======== Recorded information

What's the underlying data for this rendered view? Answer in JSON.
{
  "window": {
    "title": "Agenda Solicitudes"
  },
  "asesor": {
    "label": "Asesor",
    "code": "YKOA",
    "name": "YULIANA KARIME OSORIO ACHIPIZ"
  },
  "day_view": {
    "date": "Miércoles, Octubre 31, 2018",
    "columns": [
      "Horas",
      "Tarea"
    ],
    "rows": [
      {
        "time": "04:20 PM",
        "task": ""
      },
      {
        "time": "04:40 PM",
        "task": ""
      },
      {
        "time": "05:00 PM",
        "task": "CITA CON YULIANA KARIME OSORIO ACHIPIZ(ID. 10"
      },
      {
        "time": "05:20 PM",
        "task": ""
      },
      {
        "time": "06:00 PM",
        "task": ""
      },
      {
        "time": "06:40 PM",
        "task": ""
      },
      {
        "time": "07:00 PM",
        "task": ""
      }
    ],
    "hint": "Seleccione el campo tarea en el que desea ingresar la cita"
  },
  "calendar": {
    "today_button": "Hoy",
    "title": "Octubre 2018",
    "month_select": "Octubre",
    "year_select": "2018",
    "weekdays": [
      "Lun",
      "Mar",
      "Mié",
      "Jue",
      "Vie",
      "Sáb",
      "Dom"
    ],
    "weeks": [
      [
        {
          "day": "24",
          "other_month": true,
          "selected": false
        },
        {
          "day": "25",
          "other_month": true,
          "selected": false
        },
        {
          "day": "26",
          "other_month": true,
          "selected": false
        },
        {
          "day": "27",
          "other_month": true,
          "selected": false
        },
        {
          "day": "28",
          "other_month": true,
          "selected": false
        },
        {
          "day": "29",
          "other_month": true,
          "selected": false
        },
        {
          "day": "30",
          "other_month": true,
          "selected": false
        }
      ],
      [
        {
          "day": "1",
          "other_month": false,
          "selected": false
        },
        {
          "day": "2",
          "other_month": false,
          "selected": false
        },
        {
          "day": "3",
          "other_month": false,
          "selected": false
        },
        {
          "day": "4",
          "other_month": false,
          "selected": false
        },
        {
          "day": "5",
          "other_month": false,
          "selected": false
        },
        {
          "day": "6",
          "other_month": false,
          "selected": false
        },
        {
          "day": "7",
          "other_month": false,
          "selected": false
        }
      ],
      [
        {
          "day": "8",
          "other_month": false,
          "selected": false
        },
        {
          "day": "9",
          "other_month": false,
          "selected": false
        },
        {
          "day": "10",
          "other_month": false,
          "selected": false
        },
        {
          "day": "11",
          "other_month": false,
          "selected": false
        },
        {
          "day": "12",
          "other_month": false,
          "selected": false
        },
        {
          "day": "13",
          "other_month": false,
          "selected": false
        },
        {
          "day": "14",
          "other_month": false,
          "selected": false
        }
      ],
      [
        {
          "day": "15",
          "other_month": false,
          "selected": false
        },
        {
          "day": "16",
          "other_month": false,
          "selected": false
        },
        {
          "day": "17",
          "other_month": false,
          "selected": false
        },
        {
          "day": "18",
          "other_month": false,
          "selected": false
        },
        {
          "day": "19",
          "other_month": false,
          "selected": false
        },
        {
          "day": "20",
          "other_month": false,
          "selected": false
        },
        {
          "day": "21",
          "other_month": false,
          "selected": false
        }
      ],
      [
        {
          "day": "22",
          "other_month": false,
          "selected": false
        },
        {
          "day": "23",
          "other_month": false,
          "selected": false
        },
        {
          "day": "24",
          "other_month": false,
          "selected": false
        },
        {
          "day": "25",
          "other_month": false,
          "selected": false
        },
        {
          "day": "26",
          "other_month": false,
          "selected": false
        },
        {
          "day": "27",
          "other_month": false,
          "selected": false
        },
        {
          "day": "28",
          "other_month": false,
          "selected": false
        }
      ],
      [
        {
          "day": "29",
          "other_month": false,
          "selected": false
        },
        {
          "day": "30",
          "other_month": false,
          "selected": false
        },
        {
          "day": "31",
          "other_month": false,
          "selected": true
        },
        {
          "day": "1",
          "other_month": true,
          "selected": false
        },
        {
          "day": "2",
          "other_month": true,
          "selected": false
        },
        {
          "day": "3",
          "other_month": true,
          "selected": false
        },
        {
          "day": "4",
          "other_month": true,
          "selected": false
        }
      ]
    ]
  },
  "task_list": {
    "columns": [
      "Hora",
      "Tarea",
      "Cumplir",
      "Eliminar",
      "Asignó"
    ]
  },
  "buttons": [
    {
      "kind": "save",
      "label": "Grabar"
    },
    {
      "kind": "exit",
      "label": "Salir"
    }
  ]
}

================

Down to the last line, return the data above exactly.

Finished exercise:
What's the underlying data for this rendered view? Answer in JSON.
{
  "window": {
    "title": "Agenda Solicitudes"
  },
  "asesor": {
    "label": "Asesor",
    "code": "YKOA",
    "name": "YULIANA KARIME OSORIO ACHIPIZ"
  },
  "day_view": {
    "date": "Miércoles, Octubre 31, 2018",
    "columns": [
      "Horas",
      "Tarea"
    ],
    "rows": [
      {
        "time": "04:20 PM",
        "task": ""
      },
      {
        "time": "04:40 PM",
        "task": ""
      },
      {
        "time": "05:00 PM",
        "task": "CITA CON YULIANA KARIME OSORIO ACHIPIZ(ID. 10"
      },
      {
        "time": "05:20 PM",
        "task": ""
      },
      {
        "time": "06:00 PM",
        "task": ""
      },
      {
        "time": "06:40 PM",
        "task": ""
      },
      {
        "time": "07:00 PM",
        "task": ""
      }
    ],
    "hint": "Seleccione el campo tarea en el que desea ingresar la cita"
  },
  "calendar": {
    "today_button": "Hoy",
    "title": "Octubre 2018",
    "month_select": "Octubre",
    "year_select": "2018",
    "weekdays": [
      "Lun",
      "Mar",
      "Mié",
      "Jue",
      "Vie",
      "Sáb",
      "Dom"
    ],
    "weeks": [
      [
        {
          "day": "24",
          "other_month": true,
          "selected": false
        },
        {
          "day": "25",
          "other_month": true,
          "selected": false
        },
        {
          "day": "26",
          "other_month": true,
          "selected": false
        },
        {
          "day": "27",
          "other_month": true,
          "selected": false
        },
        {
          "day": "28",
          "other_month": true,
          "selected": false
        },
        {
          "day": "29",
          "other_month": true,
          "selected": false
        },
        {
          "day": "30",
          "other_month": true,
          "selected": false
        }
      ],
      [
        {
          "day": "1",
          "other_month": false,
          "selected": false
        },
        {
          "day": "2",
          "other_month": false,
          "selected": false
        },
        {
          "day": "3",
          "other_month": false,
          "selected": false
        },
        {
          "day": "4",
          "other_month": false,
          "selected": false
        },
        {
          "day": "5",
          "other_month": false,
          "selected": false
        },
        {
          "day": "6",
          "other_month": false,
          "selected": false
        },
        {
          "day": "7",
          "other_month": false,
          "selected": false
        }
      ],
      [
        {
          "day": "8",
          "other_month": false,
          "selected": false
        },
        {
          "day": "9",
          "other_month": false,
          "selected": false
        },
        {
          "day": "10",
          "other_month": false,
          "selected": false
        },
        {
          "day": "11",
          "other_month": false,
          "selected": false
        },
        {
          "day": "12",
          "other_month": false,
          "selected": false
        },
        {
          "day": "13",
          "other_month": false,
          "selected": false
        },
        {
          "day": "14",
          "other_month": false,
          "selected": false
        }
      ],
      [
        {
          "day": "15",
          "other_month": false,
          "selected": false
        },
        {
          "day": "16",
          "other_month": false,
          "selected": false
        },
        {
          "day": "17",
          "other_month": false,
          "selected": false
        },
        {
          "day": "18",
          "other_month": false,
          "selected": false
        },
        {
          "day": "19",
          "other_month": false,
          "selected": false
        },
        {
          "day": "20",
          "other_month": false,
          "selected": false
        },
        {
          "day": "21",
          "other_month": false,
          "selected": false
        }
      ],
      [
        {
          "day": "22",
          "other_month": false,
          "selected": false
        },
        {
          "day": "23",
          "other_month": false,
          "selected": false
        },
        {
          "day": "24",
          "other_month": false,
          "selected": false
        },
        {
          "day": "25",
          "other_month": false,
          "selected": false
        },
        {
          "day": "26",
          "other_month": false,
          "selected": false
        },
        {
          "day": "27",
          "other_month": false,
          "selected": false
        },
        {
          "day": "28",
          "other_month": false,
          "selected": false
        }
      ],
      [
        {
          "day": "29",
          "other_month": false,
          "selected": false
        },
        {
          "day": "30",
          "other_month": false,
          "selected": false
        },
        {
          "day": "31",
          "other_month": false,
          "selected": true
        },
        {
          "day": "1",
          "other_month": true,
          "selected": false
        },
        {
          "day": "2",
          "other_month": true,
          "selected": false
        },
        {
          "day": "3",
          "other_month": true,
          "selected": false
        },
        {
          "day": "4",
          "other_month": true,
          "selected": false
        }
      ]
    ]
  },
  "task_list": {
    "columns": [
      "Hora",
      "Tarea",
      "Cumplir",
      "Eliminar",
      "Asignó"
    ]
  },
  "buttons": [
    {
      "kind": "save",
      "label": "Grabar"
    },
    {
      "kind": "exit",
      "label": "Salir"
    }
  ]
}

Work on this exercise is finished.